Stop thinking about your sales promotion in terms of a promotion for ‘an investment service’, or ‘a health product’, or ‘a training course’, or ‘a trading seminar’…

You’re selling what something DOES; not what it IS.

Once you get that – when it really ‘clicks’ – it’ll be a revelation.

Of course, it’ll make your job harder. To write good copy that goes beyond what the product or service IS and to start selling what it DOES isn’t easy.

It’s damn tough.

But not only will you make more sales in the long-run, you’ll also become a much stronger and much more effective copywriter, a copywriter who can demand a lot more money.

So, next time your partner, your neighbour’s uncle’s brother, or even a passerby on the street starts eying-up your latest bit of copy over your shoulder, don’t dismiss them.

Let them read it in full and watch very closely to see when they get bored.

In fact, I recommend that before you send out your next promotion…

After it’s been through all the first drafts, through all the peer reviews and through all the marketers and managers who want to donate their two pence…

Give it to someone who doesn’t know a damn thing about copywriting and ask them to read it.

It just might be the most valuable feedback you get.

Best wishes,
Glenn

Tags: , , , , , , , , , , , ,

Category: Emotionals

About the Author ()

Glenn Fisher is a professional copywriter, founder of AllGoodCopy.com and author of Write Better Copy. He is an expert in long copy sales letters, having written copy that has so far generated more than £10 million in revenue. Born in Grimsby, he now lives in London.

Comments (3)

Trackback URL | Comments RSS Feed

  1. Jon Steel says:

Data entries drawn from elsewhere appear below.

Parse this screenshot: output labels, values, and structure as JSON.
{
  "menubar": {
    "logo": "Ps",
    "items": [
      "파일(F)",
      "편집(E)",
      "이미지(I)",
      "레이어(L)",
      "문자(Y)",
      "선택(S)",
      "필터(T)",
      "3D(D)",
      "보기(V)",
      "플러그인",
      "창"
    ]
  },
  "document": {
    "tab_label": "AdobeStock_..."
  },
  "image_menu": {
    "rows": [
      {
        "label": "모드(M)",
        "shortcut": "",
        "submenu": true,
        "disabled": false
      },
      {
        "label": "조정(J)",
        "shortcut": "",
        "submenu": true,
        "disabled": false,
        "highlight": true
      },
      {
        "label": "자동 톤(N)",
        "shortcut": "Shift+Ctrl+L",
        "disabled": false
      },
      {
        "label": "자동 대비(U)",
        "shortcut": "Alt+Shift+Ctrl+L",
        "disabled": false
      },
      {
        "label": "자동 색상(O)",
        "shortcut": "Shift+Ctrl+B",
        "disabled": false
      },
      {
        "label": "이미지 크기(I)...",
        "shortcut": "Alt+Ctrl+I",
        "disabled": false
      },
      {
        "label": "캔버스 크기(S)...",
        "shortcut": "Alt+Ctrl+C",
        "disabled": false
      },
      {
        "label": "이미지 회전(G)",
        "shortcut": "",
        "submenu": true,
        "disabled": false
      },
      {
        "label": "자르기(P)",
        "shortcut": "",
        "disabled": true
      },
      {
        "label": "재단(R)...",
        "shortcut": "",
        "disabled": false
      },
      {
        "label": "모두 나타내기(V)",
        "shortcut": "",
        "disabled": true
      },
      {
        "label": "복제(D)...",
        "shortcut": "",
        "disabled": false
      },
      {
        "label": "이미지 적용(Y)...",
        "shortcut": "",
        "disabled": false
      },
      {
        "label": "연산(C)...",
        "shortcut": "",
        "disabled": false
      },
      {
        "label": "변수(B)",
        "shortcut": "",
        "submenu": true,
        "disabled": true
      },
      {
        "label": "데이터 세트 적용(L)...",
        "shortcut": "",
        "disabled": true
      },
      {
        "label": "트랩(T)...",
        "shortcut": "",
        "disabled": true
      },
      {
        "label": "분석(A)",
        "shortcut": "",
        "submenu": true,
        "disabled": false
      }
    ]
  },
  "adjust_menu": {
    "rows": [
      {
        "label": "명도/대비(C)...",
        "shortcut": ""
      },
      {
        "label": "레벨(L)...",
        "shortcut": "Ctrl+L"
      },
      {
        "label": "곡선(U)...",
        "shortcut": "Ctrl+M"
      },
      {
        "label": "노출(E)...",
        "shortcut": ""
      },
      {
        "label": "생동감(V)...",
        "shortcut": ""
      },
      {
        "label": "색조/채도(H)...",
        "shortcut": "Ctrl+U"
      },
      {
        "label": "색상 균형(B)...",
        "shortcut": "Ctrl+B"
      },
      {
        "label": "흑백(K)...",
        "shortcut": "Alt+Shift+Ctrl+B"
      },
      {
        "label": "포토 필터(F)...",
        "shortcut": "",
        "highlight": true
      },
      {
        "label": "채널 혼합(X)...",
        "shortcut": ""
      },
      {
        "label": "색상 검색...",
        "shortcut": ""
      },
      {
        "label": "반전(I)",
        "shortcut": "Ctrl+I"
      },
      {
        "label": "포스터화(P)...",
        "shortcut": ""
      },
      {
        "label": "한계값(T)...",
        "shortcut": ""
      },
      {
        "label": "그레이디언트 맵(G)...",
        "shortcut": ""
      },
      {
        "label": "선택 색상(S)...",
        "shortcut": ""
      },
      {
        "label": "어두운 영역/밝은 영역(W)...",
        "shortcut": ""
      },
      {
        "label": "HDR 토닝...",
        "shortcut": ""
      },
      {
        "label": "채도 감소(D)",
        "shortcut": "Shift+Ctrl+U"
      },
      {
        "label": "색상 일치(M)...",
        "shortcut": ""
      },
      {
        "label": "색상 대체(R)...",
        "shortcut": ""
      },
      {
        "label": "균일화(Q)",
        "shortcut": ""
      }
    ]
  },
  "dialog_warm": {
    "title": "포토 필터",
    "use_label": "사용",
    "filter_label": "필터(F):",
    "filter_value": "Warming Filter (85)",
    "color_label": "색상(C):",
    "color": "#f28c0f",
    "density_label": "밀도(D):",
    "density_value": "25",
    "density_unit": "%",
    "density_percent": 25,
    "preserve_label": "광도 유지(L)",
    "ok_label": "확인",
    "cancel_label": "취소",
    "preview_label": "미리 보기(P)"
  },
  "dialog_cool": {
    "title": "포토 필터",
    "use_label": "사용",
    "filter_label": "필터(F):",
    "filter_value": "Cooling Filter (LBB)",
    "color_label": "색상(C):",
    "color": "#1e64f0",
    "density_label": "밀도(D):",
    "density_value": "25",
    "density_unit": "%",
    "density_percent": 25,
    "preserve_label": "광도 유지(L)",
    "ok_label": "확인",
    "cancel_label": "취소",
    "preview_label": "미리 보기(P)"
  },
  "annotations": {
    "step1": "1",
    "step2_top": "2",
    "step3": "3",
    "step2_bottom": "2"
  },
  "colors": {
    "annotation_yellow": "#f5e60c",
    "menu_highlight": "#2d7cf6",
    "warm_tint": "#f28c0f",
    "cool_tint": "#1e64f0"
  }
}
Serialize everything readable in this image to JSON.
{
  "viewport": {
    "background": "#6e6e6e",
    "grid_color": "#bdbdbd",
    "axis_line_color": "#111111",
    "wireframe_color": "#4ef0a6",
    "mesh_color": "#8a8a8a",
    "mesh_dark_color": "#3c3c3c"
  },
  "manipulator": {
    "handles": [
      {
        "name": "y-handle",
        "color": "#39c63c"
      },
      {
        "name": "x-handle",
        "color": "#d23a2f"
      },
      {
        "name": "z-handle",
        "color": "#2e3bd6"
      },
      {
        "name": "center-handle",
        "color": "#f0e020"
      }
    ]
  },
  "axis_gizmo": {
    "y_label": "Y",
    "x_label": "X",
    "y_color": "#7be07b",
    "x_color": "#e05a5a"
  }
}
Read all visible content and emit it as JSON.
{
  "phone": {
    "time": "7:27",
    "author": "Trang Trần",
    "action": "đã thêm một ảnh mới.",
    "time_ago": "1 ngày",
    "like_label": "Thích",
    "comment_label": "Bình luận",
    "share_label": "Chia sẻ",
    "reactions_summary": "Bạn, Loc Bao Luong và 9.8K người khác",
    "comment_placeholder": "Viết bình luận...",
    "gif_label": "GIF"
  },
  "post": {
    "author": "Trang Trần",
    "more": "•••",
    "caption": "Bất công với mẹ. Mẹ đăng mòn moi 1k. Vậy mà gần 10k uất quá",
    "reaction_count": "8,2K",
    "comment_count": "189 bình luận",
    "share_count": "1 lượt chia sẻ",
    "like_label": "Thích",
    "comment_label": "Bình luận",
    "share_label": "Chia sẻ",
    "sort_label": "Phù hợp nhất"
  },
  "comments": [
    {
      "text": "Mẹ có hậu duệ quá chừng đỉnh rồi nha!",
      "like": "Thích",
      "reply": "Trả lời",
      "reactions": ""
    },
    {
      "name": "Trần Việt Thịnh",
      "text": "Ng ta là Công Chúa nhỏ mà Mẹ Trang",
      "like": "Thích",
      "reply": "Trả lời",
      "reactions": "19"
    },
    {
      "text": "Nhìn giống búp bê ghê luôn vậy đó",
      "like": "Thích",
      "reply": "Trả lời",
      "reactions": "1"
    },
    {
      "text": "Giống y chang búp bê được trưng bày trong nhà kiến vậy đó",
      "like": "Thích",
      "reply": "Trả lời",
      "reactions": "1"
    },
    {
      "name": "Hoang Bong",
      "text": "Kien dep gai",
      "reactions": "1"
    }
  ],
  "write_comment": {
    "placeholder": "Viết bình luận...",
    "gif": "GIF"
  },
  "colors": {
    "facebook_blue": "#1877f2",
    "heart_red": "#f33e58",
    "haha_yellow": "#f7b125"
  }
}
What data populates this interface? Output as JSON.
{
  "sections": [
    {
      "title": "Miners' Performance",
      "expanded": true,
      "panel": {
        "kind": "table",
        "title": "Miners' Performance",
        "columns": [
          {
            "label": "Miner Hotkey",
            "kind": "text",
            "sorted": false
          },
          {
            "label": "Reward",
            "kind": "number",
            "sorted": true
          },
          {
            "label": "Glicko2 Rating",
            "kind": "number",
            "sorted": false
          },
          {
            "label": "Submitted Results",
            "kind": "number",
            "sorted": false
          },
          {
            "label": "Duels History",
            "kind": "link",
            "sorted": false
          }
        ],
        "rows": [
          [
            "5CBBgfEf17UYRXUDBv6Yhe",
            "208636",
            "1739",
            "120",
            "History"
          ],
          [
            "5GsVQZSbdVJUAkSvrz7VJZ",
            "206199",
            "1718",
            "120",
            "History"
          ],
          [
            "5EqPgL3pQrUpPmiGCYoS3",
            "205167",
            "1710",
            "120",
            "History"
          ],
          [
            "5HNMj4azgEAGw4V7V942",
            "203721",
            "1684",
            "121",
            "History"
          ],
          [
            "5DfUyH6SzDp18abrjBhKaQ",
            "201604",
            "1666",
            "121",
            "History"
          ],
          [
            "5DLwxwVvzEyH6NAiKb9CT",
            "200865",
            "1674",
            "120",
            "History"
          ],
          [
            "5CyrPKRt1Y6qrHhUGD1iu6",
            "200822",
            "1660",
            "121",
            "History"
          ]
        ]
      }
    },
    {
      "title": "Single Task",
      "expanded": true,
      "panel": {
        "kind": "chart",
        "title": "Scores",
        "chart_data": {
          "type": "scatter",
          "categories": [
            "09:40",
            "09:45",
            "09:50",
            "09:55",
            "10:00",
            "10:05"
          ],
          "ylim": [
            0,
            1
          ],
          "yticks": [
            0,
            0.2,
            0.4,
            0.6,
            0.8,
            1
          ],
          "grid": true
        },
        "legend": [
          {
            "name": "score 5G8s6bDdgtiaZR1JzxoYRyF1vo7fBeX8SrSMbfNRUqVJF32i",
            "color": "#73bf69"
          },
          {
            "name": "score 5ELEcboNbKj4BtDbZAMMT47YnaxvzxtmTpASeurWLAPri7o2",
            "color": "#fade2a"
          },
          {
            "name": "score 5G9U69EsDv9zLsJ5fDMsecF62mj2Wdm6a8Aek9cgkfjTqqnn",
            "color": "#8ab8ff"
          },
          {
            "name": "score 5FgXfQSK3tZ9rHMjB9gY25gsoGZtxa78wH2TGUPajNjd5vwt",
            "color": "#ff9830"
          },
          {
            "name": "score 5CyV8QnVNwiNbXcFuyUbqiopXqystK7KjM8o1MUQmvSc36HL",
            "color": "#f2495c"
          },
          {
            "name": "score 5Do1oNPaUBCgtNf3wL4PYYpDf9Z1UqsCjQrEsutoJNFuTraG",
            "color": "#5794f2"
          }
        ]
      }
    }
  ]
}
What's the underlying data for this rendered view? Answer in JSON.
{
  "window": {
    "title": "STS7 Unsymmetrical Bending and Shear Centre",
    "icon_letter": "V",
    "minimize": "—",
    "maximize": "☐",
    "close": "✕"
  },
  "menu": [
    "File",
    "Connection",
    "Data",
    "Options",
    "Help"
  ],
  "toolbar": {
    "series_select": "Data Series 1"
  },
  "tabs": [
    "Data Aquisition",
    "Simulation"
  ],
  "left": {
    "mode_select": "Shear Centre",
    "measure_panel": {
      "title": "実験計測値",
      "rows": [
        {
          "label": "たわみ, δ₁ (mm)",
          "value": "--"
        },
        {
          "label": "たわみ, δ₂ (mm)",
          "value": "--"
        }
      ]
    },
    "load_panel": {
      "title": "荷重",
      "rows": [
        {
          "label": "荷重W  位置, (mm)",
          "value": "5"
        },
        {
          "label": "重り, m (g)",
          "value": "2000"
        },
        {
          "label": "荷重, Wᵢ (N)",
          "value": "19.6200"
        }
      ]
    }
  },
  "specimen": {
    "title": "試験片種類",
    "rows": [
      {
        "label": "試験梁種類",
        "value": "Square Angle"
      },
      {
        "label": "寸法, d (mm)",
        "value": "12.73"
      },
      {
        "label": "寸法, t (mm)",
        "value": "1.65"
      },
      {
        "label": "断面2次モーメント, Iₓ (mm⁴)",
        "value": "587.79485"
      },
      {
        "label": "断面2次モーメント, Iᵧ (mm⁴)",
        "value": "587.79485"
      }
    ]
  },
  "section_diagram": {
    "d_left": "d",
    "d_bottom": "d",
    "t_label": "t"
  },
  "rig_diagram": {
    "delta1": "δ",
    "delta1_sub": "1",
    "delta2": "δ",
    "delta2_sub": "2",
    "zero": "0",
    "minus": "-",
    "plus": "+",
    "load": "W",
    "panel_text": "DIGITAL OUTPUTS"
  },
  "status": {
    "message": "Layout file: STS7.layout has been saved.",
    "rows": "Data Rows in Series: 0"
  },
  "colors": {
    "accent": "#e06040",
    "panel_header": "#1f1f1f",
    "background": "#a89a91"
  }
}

    Hi Glenn
    Is there a good technical reason why so many of these sales letters go on for ages and repeat themselves endlessly ?
    Me, I get bored at having to trawl through all the waffle, and just want to get to the few bits that actually matter ! More often than not, I give up before getting to the core issues.
    Is that just me being a bit silly, or is there real value in pages of stuff ?
    I want to feel that if I am trying to flog a GOOD product, all the filling stuff is unnecessary and otiose. What do you think ? Would love to hear.
    Regards
    Jon

    • Glenn Fisher says:

      Hi Jon,

      It’s a very good question and a very fair objection. In fact, it deserves a much longer response than a comment, so I’ll cover it in a future post.

      I must admit though, the repetition you’ve noticed in promotions will be delibirate. In fact, it’s something that I would encourage. However, if it is handled right, a reader shouldn’t notice that the repetition is even happening.

      The same for waffle. When you think you’re reading waffle: you ARE reading waffle. There’s no excuse for it. But there are times when it’s appropriate to slow a promotion down. I’ll explain this in my aritcle.

      Long copy does work… but only because long copy SHOULD give the copywriter adequate opportunity to build a compelling argument as to why the reader should buy. If the copywriter is waffling or using filler, they have failed.

      Thanks for commenting and I’ll put somthing more detailed together over the next week. GF.

  2. Glenn Fisher says:

    Here the article I wanted to write to elaborate on this subject: http://glenn.theaae.com/2012/04/repeat-after-me-repeat-repeat-repeat/

Leave a Reply